[WORK INSTRUCTION]
Report back each line of the records that contains the string "title".

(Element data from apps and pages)
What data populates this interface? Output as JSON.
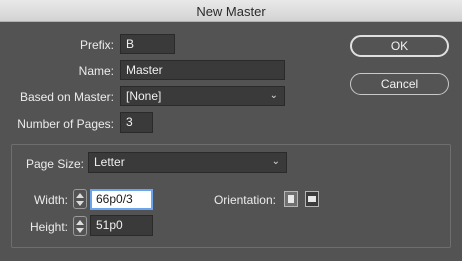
{
  "window": {
    "title": "New Master"
  },
  "form": {
    "prefix_label": "Prefix:",
    "prefix_value": "B",
    "name_label": "Name:",
    "name_value": "Master",
    "based_on_label": "Based on Master:",
    "based_on_value": "[None]",
    "pages_label": "Number of Pages:",
    "pages_value": "3"
  },
  "buttons": {
    "ok": "OK",
    "cancel": "Cancel"
  },
  "page_size": {
    "label": "Page Size:",
    "value": "Letter",
    "width_label": "Width:",
    "width_value": "66p0/3",
    "height_label": "Height:",
    "height_value": "51p0",
    "orientation_label": "Orientation:",
    "orientation_options": [
      "portrait-icon",
      "landscape-icon"
    ],
    "orientation_selected": "landscape"
  },
  "colors": {
    "dialog_bg": "#535353",
    "field_bg": "#3a3a3a",
    "focus_ring": "#6aa4ee"
  }
}
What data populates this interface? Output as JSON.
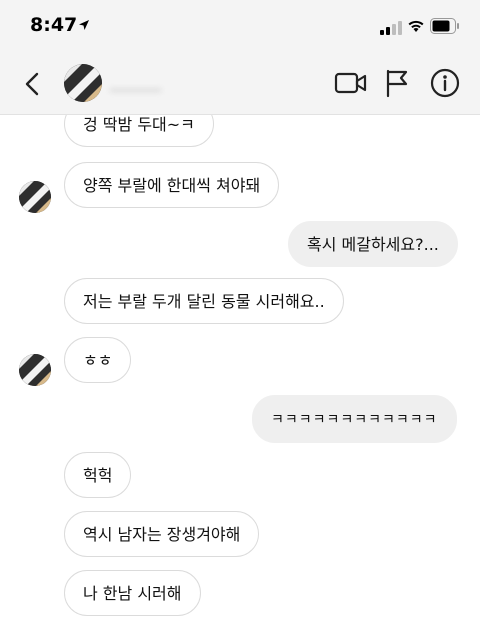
{
  "status_bar": {
    "time": "8:47"
  },
  "header": {
    "contact_name": "______"
  },
  "messages": [
    {
      "side": "received",
      "text": "겅 딱밤 두대~ㅋ"
    },
    {
      "side": "received",
      "text": "양쪽 부랄에 한대씩 쳐야돼"
    },
    {
      "side": "sent",
      "text": "혹시 메갈하세요?..."
    },
    {
      "side": "received",
      "text": "저는 부랄 두개 달린 동물 시러해요.."
    },
    {
      "side": "received",
      "text": "ㅎㅎ"
    },
    {
      "side": "sent",
      "text": "ㅋㅋㅋㅋㅋㅋㅋㅋㅋㅋㅋㅋ"
    },
    {
      "side": "received",
      "text": "헉헉"
    },
    {
      "side": "received",
      "text": "역시 남자는 장생겨야해"
    },
    {
      "side": "received",
      "text": "나 한남 시러해"
    }
  ],
  "colors": {
    "sent_bubble": "#efefef",
    "received_border": "#dbdbdb",
    "header_bg": "#f4f4f4"
  },
  "icons": [
    "location-arrow-icon",
    "signal-icon",
    "wifi-icon",
    "battery-icon",
    "back-chevron-icon",
    "video-call-icon",
    "flag-icon",
    "info-icon"
  ]
}
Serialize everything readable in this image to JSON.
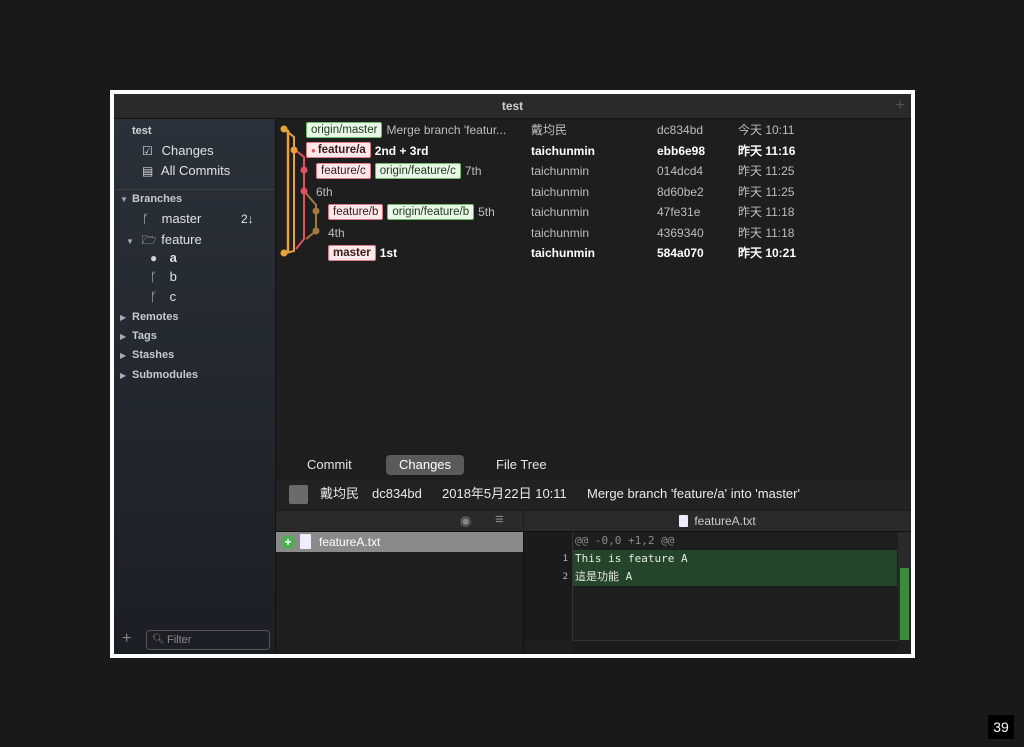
{
  "window": {
    "title": "test"
  },
  "sidebar": {
    "repo": "test",
    "nav": [
      {
        "label": "Changes",
        "icon": "edit-icon"
      },
      {
        "label": "All Commits",
        "icon": "drive-icon"
      }
    ],
    "sections": {
      "branches": "Branches",
      "remotes": "Remotes",
      "tags": "Tags",
      "stashes": "Stashes",
      "submodules": "Submodules"
    },
    "branches": {
      "master": {
        "label": "master",
        "badge": "2↓"
      },
      "folder": "feature",
      "children": [
        "a",
        "b",
        "c"
      ]
    },
    "filter_placeholder": "Filter"
  },
  "commits": [
    {
      "tags": [
        {
          "text": "origin/master",
          "kind": "green"
        }
      ],
      "message": "Merge branch 'featur...",
      "author": "戴均民",
      "hash": "dc834bd",
      "date": "今天 10:11",
      "bold": false
    },
    {
      "tags": [
        {
          "text": "feature/a",
          "kind": "red",
          "head": true
        }
      ],
      "message": "2nd + 3rd",
      "author": "taichunmin",
      "hash": "ebb6e98",
      "date": "昨天 11:16",
      "bold": true
    },
    {
      "tags": [
        {
          "text": "feature/c",
          "kind": "red"
        },
        {
          "text": "origin/feature/c",
          "kind": "green"
        }
      ],
      "message": "7th",
      "author": "taichunmin",
      "hash": "014dcd4",
      "date": "昨天 11:25",
      "bold": false
    },
    {
      "tags": [],
      "message": "6th",
      "author": "taichunmin",
      "hash": "8d60be2",
      "date": "昨天 11:25",
      "bold": false
    },
    {
      "tags": [
        {
          "text": "feature/b",
          "kind": "red"
        },
        {
          "text": "origin/feature/b",
          "kind": "green"
        }
      ],
      "message": "5th",
      "author": "taichunmin",
      "hash": "47fe31e",
      "date": "昨天 11:18",
      "bold": false
    },
    {
      "tags": [],
      "message": "4th",
      "author": "taichunmin",
      "hash": "4369340",
      "date": "昨天 11:18",
      "bold": false
    },
    {
      "tags": [
        {
          "text": "master",
          "kind": "red"
        }
      ],
      "message": "1st",
      "author": "taichunmin",
      "hash": "584a070",
      "date": "昨天 10:21",
      "bold": true
    }
  ],
  "tabs": [
    "Commit",
    "Changes",
    "File Tree"
  ],
  "active_tab": "Changes",
  "selected_commit": {
    "author": "戴均民",
    "hash": "dc834bd",
    "date": "2018年5月22日 10:11",
    "message": "Merge branch 'feature/a' into 'master'"
  },
  "files": [
    {
      "name": "featureA.txt",
      "status": "+"
    }
  ],
  "diff": {
    "file": "featureA.txt",
    "hunk": "@@ -0,0 +1,2 @@",
    "lines": [
      {
        "num": "1",
        "text": "This is feature A"
      },
      {
        "num": "2",
        "text": "這是功能 A"
      }
    ]
  },
  "page_number": "39",
  "colors": {
    "graph_orange": "#e8a23a",
    "graph_red": "#e0505e",
    "graph_brown": "#a07840",
    "add_green": "#25452a"
  }
}
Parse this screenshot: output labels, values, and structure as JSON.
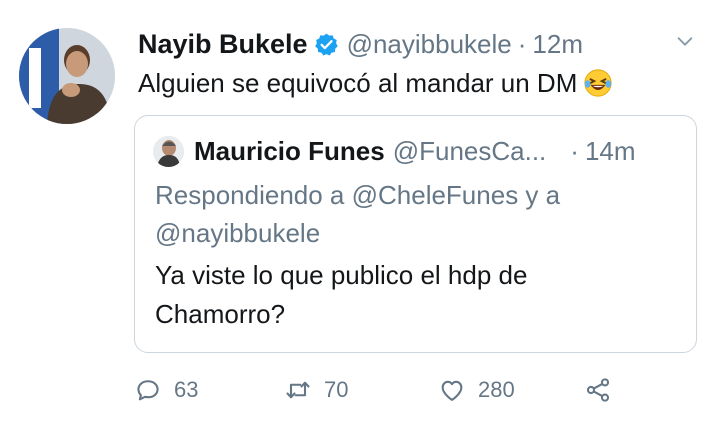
{
  "tweet": {
    "author_name": "Nayib Bukele",
    "handle": "@nayibbukele",
    "dot": "·",
    "time": "12m",
    "text": "Alguien se equivocó al mandar un DM",
    "emoji": "laughing-emoji"
  },
  "quoted": {
    "author_name": "Mauricio Funes",
    "handle": "@FunesCa...",
    "dot": "·",
    "time": "14m",
    "reply_line1": "Respondiendo a @CheleFunes y a",
    "reply_line2": "@nayibbukele",
    "text_line1": "Ya viste lo que publico el hdp de",
    "text_line2": "Chamorro?"
  },
  "actions": {
    "replies": "63",
    "retweets": "70",
    "likes": "280"
  },
  "colors": {
    "verified": "#1da1f2",
    "secondary_text": "#657786",
    "border": "#cdd6de"
  }
}
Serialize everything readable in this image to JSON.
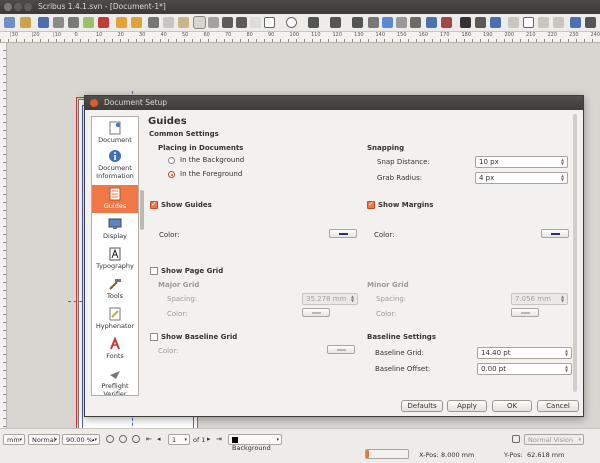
{
  "window": {
    "title": "Scribus 1.4.1.svn - [Document-1*]"
  },
  "ruler": {
    "labels": [
      "|30",
      "|20",
      "|10",
      "0",
      "10",
      "20",
      "30",
      "40",
      "50",
      "60",
      "70",
      "80",
      "90",
      "100",
      "110",
      "120",
      "130",
      "140",
      "150",
      "160",
      "170",
      "180",
      "190",
      "200",
      "210",
      "220",
      "230",
      "240"
    ]
  },
  "dialog": {
    "title": "Document Setup",
    "nav": [
      {
        "label": "Document",
        "icon": "document-icon"
      },
      {
        "label": "Document Information",
        "icon": "info-icon"
      },
      {
        "label": "Guides",
        "icon": "guides-icon",
        "active": true
      },
      {
        "label": "Display",
        "icon": "display-icon"
      },
      {
        "label": "Typography",
        "icon": "typography-icon"
      },
      {
        "label": "Tools",
        "icon": "tools-icon"
      },
      {
        "label": "Hyphenator",
        "icon": "hyphenator-icon"
      },
      {
        "label": "Fonts",
        "icon": "fonts-icon"
      },
      {
        "label": "Preflight Verifier",
        "icon": "preflight-icon"
      }
    ],
    "heading": "Guides",
    "common_settings": "Common Settings",
    "placing": {
      "label": "Placing in Documents",
      "option_background": "In the Background",
      "option_foreground": "In the Foreground",
      "selected": "In the Foreground"
    },
    "snapping": {
      "label": "Snapping",
      "snap_distance_label": "Snap Distance:",
      "snap_distance_value": "10 px",
      "grab_radius_label": "Grab Radius:",
      "grab_radius_value": "4  px"
    },
    "show_guides": {
      "label": "Show Guides",
      "checked": true,
      "color_label": "Color:"
    },
    "show_margins": {
      "label": "Show Margins",
      "checked": true,
      "color_label": "Color:"
    },
    "page_grid": {
      "label": "Show Page Grid",
      "checked": false,
      "major": "Major Grid",
      "minor": "Minor Grid",
      "spacing_label": "Spacing:",
      "color_label": "Color:",
      "major_spacing": "35.278 mm",
      "minor_spacing": "7.056 mm"
    },
    "baseline_grid": {
      "label": "Show Baseline Grid",
      "checked": false,
      "color_label": "Color:"
    },
    "baseline_settings": {
      "label": "Baseline Settings",
      "grid_label": "Baseline Grid:",
      "grid_value": "14.40 pt",
      "offset_label": "Baseline Offset:",
      "offset_value": "0.00 pt"
    },
    "buttons": {
      "defaults": "Defaults",
      "apply": "Apply",
      "ok": "OK",
      "cancel": "Cancel"
    }
  },
  "statusbar": {
    "unit": "mm",
    "mode": "Normal",
    "zoom": "90.00 %",
    "page": "1",
    "page_of": "of 1",
    "layer": "Background",
    "vision": "Normal Vision",
    "xpos_label": "X-Pos:",
    "xpos": "8.000 mm",
    "ypos_label": "Y-Pos:",
    "ypos": "62.618 mm",
    "progress": 0.08
  },
  "colors": {
    "accent": "#f07746",
    "guide": "#4c67c7",
    "bleed": "#d63333",
    "swatch": "#2a2e7a"
  }
}
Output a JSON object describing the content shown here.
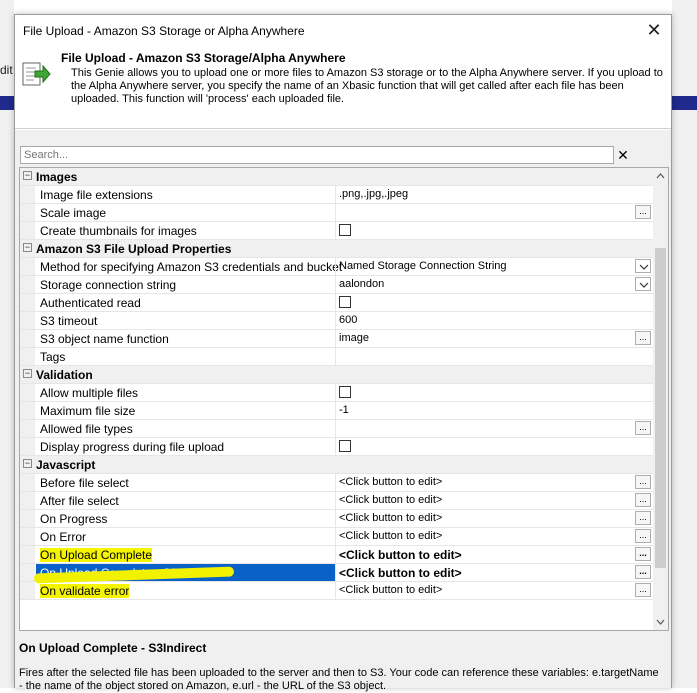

[SOLUTION TO THE PROBLEM]
    "title": "New Master"
    "title": "test"
    "title": "Scribus 1.4.1.svn - [Document-1*]"
    "title": "Document Setup",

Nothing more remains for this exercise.